▸ YOUR OBJECTIVE: Among the entries below, find the lines that contain the string "date". State only how many there are.

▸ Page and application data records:
•••
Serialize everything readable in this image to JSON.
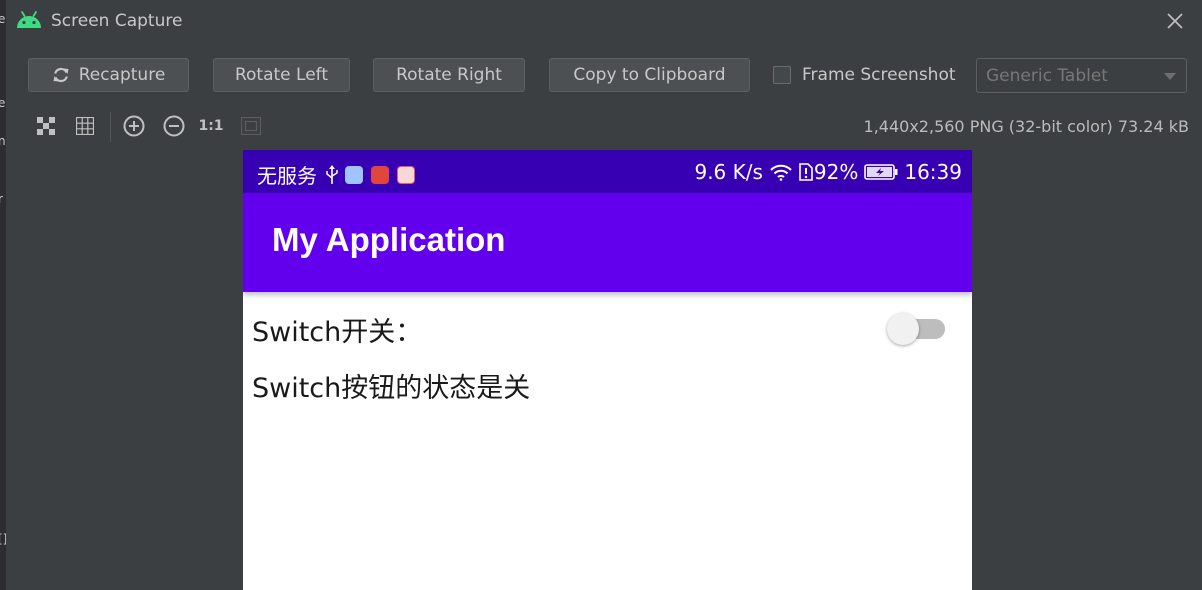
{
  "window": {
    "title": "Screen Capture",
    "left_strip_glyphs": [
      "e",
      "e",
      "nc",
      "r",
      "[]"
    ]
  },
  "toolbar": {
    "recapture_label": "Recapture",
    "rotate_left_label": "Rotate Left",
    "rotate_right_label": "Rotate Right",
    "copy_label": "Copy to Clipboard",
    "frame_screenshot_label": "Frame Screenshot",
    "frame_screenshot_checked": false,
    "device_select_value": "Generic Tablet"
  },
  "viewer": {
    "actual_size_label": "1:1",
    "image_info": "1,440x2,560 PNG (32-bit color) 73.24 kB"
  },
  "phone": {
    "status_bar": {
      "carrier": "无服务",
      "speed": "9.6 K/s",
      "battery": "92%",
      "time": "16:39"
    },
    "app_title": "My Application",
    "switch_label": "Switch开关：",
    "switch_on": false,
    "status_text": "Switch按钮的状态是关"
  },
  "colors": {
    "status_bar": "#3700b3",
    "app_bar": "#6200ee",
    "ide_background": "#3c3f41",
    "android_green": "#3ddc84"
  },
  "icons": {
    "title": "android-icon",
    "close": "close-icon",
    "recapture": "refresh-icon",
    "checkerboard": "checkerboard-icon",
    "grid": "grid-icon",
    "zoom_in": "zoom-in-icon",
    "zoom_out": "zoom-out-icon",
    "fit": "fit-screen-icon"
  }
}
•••
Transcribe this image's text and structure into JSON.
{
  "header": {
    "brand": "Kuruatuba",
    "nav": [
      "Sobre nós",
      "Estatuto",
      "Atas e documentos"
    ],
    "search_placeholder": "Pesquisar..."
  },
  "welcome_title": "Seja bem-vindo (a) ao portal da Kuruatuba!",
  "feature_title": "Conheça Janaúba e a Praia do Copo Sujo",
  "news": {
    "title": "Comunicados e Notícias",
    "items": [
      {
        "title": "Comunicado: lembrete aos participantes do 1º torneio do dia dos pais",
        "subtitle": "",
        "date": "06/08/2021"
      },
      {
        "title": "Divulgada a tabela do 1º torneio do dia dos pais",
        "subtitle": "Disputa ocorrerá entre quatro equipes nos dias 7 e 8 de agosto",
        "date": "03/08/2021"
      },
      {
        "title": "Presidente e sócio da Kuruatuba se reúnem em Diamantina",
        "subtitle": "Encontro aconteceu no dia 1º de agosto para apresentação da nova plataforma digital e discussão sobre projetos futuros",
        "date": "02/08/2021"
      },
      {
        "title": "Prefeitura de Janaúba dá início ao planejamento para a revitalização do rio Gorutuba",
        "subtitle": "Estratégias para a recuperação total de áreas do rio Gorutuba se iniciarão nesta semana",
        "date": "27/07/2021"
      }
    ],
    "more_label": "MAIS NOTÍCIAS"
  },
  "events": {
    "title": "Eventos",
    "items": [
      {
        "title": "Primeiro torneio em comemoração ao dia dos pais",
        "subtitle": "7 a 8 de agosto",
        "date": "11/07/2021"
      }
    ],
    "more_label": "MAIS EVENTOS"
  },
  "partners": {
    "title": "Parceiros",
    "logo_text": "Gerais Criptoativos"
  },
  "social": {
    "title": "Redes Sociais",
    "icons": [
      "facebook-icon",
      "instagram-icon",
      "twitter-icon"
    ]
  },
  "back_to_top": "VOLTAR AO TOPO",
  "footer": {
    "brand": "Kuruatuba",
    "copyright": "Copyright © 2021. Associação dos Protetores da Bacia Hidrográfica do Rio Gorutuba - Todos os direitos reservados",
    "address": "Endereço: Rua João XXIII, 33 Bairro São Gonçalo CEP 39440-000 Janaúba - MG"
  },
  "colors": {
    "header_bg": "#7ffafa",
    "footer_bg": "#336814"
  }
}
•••
▸ ANSWER FOR THIS EXERCISE: 5